- Exercise details
From the records, pick out and copy each line containing "size".

Extracted records START

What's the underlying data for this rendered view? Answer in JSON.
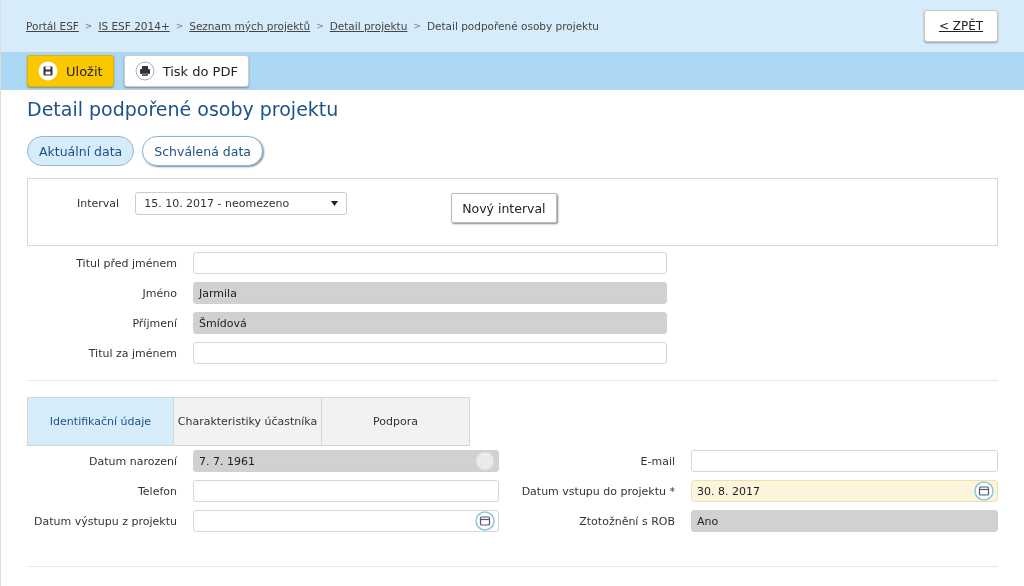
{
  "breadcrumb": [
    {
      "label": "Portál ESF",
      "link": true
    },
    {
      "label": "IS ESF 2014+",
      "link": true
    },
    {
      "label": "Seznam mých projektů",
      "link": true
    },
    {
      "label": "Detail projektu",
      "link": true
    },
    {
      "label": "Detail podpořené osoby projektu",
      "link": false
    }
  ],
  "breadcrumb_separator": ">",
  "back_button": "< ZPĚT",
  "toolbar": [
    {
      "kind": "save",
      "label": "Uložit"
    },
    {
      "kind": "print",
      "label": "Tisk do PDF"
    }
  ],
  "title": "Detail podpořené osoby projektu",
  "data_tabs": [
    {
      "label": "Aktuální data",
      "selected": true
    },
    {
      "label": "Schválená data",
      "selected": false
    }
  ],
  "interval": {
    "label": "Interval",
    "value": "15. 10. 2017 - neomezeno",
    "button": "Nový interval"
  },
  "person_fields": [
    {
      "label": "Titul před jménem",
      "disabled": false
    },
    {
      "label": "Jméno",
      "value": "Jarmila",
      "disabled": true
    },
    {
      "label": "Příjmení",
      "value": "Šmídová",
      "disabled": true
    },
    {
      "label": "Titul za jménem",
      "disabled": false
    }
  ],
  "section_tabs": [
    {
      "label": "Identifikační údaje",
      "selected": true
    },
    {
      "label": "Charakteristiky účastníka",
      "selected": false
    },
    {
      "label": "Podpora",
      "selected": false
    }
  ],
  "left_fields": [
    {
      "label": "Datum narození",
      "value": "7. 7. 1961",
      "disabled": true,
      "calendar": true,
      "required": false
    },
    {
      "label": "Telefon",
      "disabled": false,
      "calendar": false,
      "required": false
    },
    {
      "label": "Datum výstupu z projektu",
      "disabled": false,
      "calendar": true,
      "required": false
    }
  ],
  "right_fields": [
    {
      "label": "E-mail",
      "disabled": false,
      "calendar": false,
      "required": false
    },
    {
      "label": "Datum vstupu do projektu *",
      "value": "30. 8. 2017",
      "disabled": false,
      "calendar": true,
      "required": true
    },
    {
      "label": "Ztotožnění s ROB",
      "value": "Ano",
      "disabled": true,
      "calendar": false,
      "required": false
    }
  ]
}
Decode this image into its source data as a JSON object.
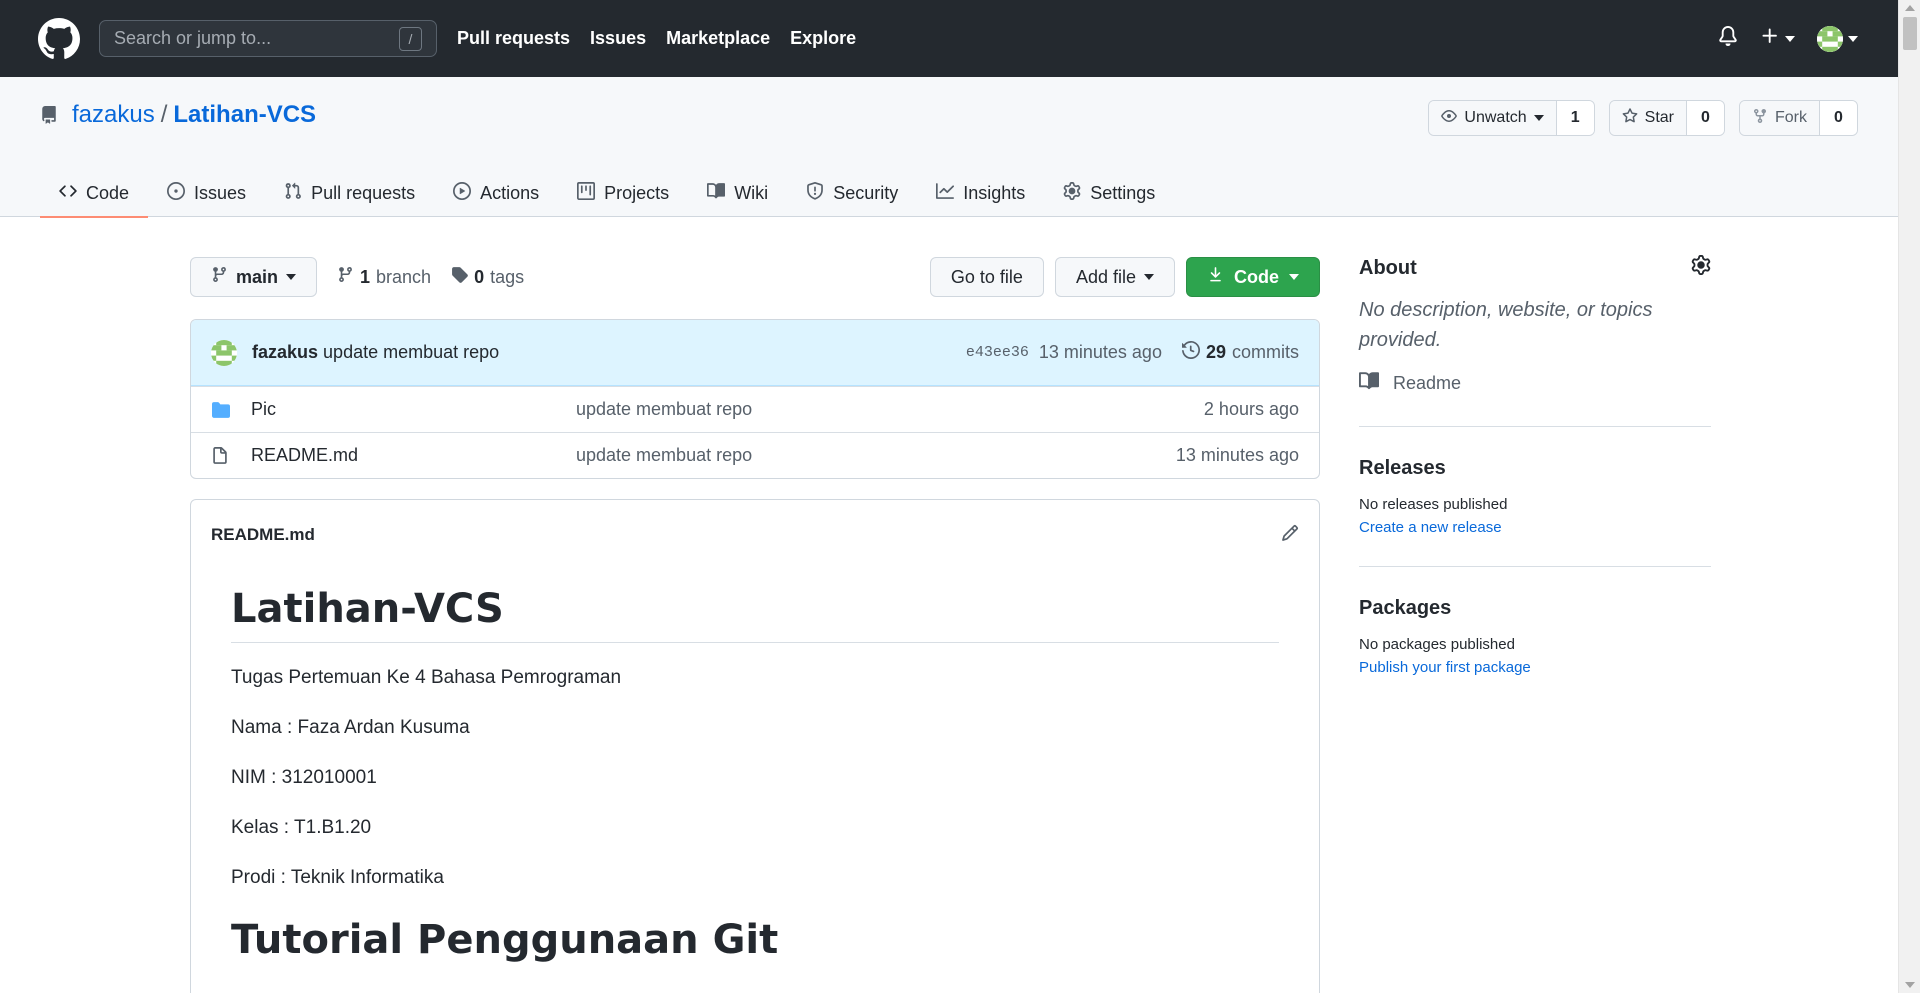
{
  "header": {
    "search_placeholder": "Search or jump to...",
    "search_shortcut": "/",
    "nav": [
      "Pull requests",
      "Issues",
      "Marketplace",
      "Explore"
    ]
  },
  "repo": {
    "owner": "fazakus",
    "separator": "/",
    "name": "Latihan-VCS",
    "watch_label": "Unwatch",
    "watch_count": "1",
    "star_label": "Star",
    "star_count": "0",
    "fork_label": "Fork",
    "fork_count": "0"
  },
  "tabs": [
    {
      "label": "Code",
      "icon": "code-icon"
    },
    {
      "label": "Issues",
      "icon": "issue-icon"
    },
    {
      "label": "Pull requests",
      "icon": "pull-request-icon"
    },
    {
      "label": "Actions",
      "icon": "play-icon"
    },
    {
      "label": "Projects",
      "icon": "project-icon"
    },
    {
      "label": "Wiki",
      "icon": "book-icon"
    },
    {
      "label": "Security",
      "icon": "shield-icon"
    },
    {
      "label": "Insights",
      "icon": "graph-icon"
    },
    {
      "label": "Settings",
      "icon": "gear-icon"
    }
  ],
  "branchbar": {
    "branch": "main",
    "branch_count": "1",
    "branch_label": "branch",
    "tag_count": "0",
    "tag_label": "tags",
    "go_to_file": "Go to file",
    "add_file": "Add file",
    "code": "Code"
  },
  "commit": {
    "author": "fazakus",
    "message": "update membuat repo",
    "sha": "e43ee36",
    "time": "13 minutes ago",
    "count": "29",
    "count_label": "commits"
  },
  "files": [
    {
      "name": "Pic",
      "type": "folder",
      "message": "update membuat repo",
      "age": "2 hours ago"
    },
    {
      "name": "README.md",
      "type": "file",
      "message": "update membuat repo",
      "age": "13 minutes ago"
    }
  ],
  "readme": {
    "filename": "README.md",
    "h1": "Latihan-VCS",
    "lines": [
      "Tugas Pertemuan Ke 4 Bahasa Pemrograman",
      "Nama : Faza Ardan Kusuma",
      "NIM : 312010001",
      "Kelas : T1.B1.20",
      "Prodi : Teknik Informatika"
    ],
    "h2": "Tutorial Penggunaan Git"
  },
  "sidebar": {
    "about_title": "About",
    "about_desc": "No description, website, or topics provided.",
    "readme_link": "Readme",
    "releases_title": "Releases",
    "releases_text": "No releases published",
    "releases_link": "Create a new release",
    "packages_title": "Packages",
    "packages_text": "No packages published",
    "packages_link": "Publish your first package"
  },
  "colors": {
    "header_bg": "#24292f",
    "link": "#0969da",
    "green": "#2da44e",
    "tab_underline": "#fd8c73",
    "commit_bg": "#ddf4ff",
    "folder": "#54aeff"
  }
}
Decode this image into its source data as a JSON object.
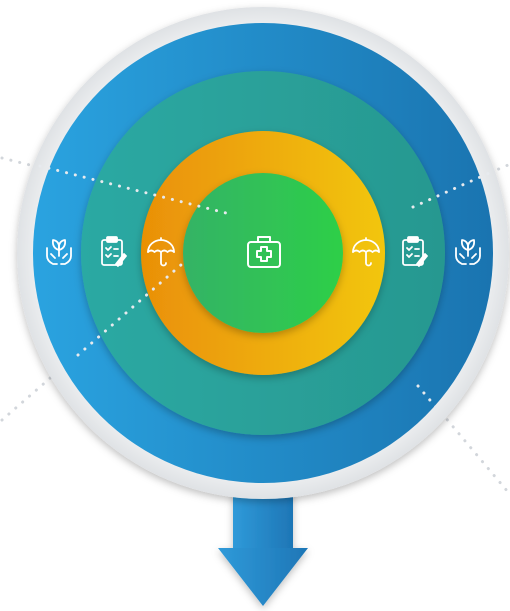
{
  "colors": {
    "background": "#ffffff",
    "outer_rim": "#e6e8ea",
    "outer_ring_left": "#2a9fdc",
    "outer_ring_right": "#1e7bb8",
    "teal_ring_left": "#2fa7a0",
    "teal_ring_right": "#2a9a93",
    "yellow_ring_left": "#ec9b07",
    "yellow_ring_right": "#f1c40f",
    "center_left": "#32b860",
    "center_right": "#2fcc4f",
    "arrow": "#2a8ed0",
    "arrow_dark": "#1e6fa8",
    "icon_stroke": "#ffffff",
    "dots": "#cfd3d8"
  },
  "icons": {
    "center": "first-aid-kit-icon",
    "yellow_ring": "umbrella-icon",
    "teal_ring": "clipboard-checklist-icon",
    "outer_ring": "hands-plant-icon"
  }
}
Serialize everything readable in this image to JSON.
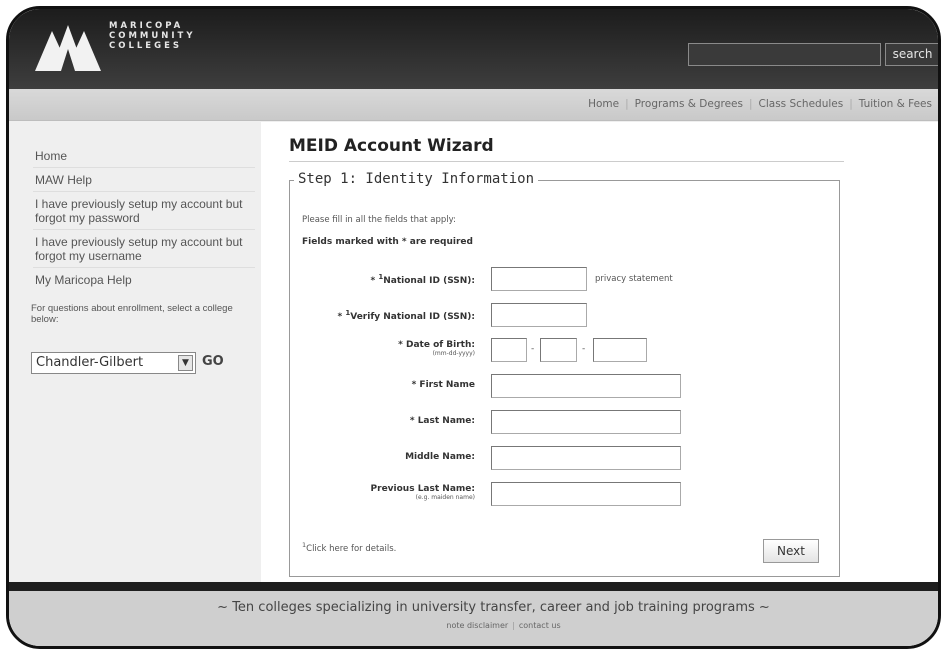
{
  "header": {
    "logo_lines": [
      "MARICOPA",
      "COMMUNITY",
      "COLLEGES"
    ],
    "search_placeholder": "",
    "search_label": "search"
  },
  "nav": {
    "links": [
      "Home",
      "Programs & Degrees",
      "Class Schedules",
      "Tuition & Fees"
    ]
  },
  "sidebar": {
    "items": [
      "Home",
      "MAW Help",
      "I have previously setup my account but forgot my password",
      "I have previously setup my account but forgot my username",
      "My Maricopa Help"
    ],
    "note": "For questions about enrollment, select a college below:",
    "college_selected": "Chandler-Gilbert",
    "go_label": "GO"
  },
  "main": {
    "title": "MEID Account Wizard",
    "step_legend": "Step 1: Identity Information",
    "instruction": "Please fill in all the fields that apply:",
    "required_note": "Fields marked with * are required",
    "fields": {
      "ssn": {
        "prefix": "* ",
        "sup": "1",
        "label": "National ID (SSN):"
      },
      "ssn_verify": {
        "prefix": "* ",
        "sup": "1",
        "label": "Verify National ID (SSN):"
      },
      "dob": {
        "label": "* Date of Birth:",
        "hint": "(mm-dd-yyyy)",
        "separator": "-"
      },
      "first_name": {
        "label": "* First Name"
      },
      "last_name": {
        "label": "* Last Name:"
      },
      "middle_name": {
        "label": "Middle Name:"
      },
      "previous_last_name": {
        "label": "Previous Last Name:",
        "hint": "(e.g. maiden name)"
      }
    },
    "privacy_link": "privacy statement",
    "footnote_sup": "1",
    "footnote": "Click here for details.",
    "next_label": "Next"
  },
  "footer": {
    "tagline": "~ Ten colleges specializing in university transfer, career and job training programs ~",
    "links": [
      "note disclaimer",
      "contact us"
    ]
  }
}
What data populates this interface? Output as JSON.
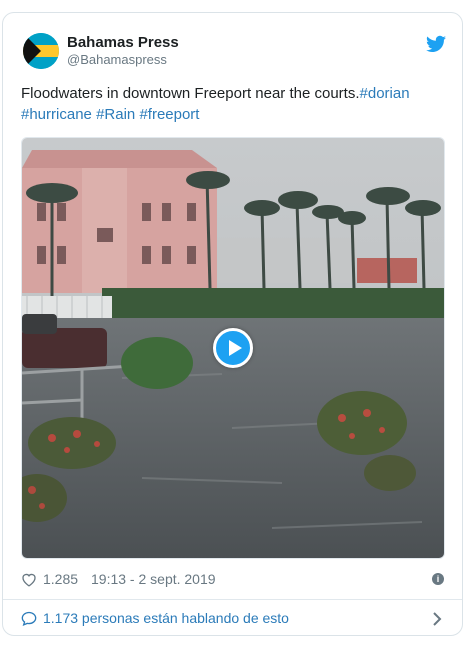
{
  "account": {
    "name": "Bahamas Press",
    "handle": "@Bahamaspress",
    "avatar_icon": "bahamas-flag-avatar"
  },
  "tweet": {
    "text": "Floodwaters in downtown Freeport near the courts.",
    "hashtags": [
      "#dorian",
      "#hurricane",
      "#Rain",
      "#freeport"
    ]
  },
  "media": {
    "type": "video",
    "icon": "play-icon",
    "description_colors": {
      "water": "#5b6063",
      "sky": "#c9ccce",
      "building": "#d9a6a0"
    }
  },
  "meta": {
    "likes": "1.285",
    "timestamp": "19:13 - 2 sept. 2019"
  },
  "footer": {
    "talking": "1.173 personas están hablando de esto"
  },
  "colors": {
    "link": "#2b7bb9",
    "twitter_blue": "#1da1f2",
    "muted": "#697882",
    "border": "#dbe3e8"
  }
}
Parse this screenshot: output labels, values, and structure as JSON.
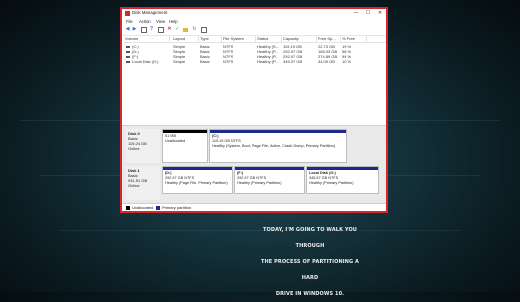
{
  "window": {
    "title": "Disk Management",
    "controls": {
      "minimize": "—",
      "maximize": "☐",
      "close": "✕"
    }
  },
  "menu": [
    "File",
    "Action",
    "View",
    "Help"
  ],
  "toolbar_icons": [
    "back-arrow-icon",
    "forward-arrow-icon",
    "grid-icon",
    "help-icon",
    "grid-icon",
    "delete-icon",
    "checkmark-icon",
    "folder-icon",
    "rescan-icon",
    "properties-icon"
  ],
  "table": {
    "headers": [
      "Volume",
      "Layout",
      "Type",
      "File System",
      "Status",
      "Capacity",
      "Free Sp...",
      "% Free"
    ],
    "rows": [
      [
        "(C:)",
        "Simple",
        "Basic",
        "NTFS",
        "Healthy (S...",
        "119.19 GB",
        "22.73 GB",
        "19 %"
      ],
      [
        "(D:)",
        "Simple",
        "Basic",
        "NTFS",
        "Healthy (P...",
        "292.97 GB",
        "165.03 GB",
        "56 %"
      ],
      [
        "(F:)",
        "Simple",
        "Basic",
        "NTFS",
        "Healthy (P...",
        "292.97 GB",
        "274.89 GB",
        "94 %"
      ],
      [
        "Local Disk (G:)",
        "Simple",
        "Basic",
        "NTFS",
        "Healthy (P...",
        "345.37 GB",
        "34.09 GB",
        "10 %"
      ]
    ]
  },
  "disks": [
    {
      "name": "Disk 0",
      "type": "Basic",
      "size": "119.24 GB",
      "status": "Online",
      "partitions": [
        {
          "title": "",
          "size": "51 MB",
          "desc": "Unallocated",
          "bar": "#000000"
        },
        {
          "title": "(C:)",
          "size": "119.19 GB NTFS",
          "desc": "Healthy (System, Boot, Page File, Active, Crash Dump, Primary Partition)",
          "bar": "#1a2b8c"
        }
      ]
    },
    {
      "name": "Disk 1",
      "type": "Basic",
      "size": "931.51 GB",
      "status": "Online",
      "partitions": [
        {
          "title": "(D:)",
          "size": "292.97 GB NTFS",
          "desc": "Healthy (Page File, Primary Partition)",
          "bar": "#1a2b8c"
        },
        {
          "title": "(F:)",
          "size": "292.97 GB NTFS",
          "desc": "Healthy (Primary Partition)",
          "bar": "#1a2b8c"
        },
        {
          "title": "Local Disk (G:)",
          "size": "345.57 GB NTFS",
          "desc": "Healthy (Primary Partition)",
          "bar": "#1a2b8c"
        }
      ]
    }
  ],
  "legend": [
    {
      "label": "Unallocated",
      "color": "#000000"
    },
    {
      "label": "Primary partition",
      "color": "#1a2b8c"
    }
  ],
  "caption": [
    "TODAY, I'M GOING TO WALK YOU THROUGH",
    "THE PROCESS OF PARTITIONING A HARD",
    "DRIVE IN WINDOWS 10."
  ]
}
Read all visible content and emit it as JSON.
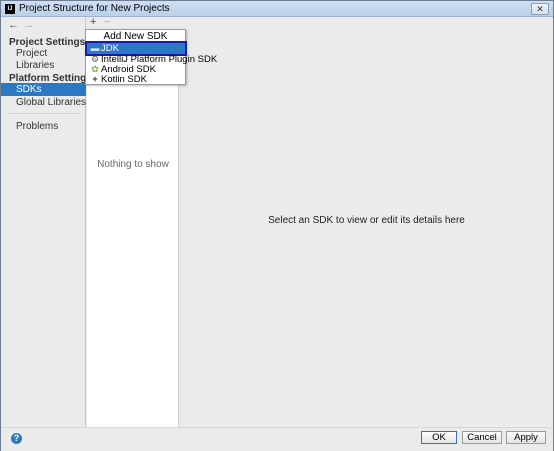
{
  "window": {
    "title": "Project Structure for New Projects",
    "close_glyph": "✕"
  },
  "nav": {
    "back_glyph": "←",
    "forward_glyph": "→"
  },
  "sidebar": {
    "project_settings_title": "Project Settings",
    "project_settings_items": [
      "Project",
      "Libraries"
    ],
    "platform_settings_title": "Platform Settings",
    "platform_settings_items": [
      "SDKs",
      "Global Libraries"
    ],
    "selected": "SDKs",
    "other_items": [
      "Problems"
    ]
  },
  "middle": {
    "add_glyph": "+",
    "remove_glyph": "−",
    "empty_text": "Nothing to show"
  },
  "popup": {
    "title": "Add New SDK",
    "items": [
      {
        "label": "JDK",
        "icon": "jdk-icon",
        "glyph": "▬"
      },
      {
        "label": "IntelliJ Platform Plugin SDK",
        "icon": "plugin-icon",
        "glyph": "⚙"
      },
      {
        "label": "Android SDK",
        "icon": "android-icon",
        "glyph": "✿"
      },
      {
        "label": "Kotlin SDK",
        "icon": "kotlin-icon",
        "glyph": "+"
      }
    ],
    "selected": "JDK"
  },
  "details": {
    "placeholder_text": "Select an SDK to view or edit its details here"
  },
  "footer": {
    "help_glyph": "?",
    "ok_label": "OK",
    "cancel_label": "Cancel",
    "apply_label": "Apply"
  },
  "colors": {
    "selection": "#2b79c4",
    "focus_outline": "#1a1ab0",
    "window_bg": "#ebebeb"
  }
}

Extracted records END

- Exercise result
      "size": "119.24 GB",
          "size": "51 MB",
          "size": "119.19 GB NTFS",
      "size": "931.51 GB",
          "size": "292.97 GB NTFS",
          "size": "292.97 GB NTFS",
          "size": "345.57 GB NTFS",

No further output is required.